Good morning Autopians! It’s Friday, which means we blow the lid off the price cap and look at something nice for a change. I’ve got a pair of imported JDM sweet treats for you today, but first let’s find out how our high-milers ended up:
Yep. I agree wholeheartedly. I already have a better and lower-mileage pickup than that F-150, so I’d take the Volvo and try for half a million on the odometer.
Today we’re going further afield than usual, only not really. Although both cars today are Japanese domestic market cars, both are already here in the good ol’ US of A, with all the paperwork completed.

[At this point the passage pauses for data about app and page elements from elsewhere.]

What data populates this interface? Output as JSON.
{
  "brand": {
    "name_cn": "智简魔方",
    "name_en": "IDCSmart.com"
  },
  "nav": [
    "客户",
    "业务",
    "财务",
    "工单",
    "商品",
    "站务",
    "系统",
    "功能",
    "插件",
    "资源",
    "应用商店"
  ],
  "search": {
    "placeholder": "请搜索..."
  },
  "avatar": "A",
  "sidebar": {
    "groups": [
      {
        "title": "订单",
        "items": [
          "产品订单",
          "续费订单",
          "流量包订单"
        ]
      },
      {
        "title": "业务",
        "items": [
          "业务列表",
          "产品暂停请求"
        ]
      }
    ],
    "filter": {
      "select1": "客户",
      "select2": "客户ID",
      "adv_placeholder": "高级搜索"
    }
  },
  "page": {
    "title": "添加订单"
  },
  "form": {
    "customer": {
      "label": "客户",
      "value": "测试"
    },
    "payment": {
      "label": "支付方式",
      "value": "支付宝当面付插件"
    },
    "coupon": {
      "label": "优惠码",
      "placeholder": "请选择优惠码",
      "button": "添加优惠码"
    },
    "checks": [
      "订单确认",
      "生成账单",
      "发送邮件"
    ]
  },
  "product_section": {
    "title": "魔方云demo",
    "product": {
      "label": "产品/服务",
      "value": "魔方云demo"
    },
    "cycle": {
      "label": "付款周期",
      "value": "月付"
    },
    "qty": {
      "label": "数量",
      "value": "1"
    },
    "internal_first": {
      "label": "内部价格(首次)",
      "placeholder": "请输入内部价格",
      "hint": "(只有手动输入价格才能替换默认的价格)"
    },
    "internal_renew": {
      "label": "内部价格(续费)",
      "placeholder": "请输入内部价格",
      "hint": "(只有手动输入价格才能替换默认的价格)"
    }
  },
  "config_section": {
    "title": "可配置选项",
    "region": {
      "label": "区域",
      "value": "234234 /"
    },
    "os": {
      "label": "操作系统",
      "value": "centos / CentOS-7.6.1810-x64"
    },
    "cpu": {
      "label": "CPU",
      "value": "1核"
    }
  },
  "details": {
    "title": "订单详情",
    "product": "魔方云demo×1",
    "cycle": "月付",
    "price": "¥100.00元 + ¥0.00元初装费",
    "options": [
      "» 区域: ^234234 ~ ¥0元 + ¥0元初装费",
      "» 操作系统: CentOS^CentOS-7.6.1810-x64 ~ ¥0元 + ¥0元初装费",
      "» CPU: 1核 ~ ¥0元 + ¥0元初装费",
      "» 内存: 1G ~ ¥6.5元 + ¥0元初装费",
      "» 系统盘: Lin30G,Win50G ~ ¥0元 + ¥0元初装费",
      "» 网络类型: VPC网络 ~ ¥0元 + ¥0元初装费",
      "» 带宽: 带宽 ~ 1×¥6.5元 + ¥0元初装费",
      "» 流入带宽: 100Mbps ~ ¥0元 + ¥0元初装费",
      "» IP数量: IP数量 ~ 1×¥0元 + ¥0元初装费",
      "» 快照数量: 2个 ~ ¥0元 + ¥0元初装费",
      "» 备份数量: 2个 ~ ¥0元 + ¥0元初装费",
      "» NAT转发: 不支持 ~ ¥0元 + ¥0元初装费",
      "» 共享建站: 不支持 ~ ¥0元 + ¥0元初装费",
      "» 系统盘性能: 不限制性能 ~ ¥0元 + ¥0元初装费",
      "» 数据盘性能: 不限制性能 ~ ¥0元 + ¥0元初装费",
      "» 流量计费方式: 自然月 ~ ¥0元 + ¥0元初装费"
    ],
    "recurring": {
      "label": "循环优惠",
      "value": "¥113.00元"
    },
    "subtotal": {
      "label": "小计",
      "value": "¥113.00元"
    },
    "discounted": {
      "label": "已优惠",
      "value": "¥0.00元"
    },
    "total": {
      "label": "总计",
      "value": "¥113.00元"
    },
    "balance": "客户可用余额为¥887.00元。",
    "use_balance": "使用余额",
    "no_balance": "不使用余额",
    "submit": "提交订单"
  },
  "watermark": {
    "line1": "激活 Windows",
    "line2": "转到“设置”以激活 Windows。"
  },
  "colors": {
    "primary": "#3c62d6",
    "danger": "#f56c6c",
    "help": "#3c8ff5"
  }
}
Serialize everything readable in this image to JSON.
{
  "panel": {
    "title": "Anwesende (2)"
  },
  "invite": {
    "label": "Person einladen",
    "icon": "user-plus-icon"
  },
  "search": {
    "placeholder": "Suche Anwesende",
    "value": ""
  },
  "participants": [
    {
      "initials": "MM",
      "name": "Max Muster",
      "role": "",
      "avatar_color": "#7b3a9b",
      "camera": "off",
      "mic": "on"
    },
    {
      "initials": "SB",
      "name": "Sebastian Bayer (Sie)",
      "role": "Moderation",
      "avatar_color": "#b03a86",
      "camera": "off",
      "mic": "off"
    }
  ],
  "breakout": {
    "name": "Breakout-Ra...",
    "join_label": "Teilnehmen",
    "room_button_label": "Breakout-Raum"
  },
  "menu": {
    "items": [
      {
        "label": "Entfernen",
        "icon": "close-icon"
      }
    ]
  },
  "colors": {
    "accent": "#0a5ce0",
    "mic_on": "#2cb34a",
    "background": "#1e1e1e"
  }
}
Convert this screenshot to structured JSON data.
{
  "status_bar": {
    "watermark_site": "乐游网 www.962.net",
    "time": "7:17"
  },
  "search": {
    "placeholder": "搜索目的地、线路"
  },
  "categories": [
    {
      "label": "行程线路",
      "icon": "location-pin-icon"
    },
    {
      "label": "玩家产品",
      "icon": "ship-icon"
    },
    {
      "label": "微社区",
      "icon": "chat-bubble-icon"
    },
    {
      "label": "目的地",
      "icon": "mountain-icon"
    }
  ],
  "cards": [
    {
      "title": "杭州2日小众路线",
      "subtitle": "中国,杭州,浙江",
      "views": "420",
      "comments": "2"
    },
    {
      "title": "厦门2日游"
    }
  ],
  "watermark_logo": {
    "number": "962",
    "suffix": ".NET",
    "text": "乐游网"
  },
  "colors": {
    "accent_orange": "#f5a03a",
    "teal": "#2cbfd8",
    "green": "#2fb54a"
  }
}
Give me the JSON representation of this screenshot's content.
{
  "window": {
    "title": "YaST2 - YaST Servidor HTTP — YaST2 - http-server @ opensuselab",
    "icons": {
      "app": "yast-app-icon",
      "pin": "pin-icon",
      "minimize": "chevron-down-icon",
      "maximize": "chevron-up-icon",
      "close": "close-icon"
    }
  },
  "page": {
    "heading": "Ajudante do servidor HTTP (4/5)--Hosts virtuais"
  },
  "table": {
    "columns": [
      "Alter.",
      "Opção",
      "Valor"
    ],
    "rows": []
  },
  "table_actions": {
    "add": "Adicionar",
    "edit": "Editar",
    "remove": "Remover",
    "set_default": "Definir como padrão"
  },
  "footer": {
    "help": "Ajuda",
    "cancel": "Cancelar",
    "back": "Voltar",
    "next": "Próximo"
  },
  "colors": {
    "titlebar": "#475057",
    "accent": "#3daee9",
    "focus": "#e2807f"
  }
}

I was inspired to look at JDM cars after listening to this week’s excellent Autopian podcast, with guests Myron Vernis and Mark Brinker sharing their love of cars from the Land of the Rising Sun. I confess I don’t know a whole lot about Japanese cars; I didn’t grow up around them, and I’ve never been much of a video game player, so I wasn’t exposed to them virtually either. But I do love a good tiny hot hatch, so I’ve selected a pair of them for us to compare. Here they are.
Engine/drivetrain: 657cc DOHC turbocharged inline 3, 5 speed manual, FWD
Location: Ferndale, WA
Odometer reading: unknown
American gearheads are fascinated by Japanese “kei” cars – a special tax category of tiny cars in Japan that have to fit within certain size, engine displacement, and horsepower limits. Sadly, truly small cars have never really worked out in the US, so the “subcompacts” that Japan sends us are two or three sizes up from the smallest cars they keep for themselves. This Suzuki Alto is a full foot shorter, and six inches narrower, than the tiny Suzuki Cultus that was sold here as the Chevy Sprint.
But look how cute it is! I even kinda like the “angry eye” headlight eyelids on this one. Who’s an adorable little badass? You are! Yes, you are!
The Alto Works has the power to back up its cute-but-tough looks, with a 657 cc three-cylinder, sporting twin cams, four valves per cylinder, and a turbocharger. Officially, this little wonder produces 64 horsepower, the legal limit for kei-class cars, but rumor has it that it has more. It drives the front wheels through a five-speed manual gearbox; the Alto Works was available with all-wheel-drive, but this one is FWD only.
This car has a few other add-on goodies, including a full roll cage and a racing seat. Someone was having some fun with this little guy back in Japan, I bet. The seller doesn’t list the odometer reading; it just says “total mileage unknown.” But does it matter? I mean, how are you going to cross-shop it?
And look! A bi-level rear spoiler. Merkur XR4Ti, eat your heart out. I don’t think I’d want to daily-drive something this small in the US, but I really really want to play with it.
Engine/drivetrain: 1.2 liter SOHC turbocharged inline 4, 5 speed manual, FWD
Location: Seattle, WA
Odometer reading: 94,280 kilometers
Runs/drives? Indeed it does
Speaking of playing with things, I have been familiar with the Honda City Turbo since I was a kid. I built a Tamiya model kit of it when I was ten years old or so, complete with the folding Motocompo scooter in the back. Sadly, this City Turbo does not include a Motocompo, but it’s still a really cool little car.
The Honda City is not a kei car; it’s too big and has an engine displacement nearly double what the regulations allow. It’s a 1.2 liter turbocharged four, sending a whopping 99 horsepower to the front wheels through a five-speed manual. The City weighs about 1,500 pounds; it has more than enough power for that weight. (In fact, some would say it could get by with half as much.)
This City has cool aftermarket wheels and a nice Nardi wooden steering wheel, though the horn button appears to have an identity crisis. I’m sure a Honda logo button could be found to replace that blasphemous Toyota Racing Development one.
This City isn’t perfect; it has a couple of dings and scrapes, and the interior is a little grubby. The driver’s seat has been re-covered, but unfortunately the new red upholstery doesn’t quite match, and it sticks out like a sore thumb.
Still, the seller says it runs and drives well, and this one is just about big enough to actually use in traffic – about Ford Festiva-sized. It punches above its weight in the cool department, though.
Obviously, for most of us (including me), thirteen grand for a tiny car that’s just a glorified toy is kind of a pipe dream. But since they’re close in price, let’s just imagine you have the cash to blow on one of these. Which one will it be?
(Image credits: Suzuki – The Import Guys; Honda – Sodo Moto)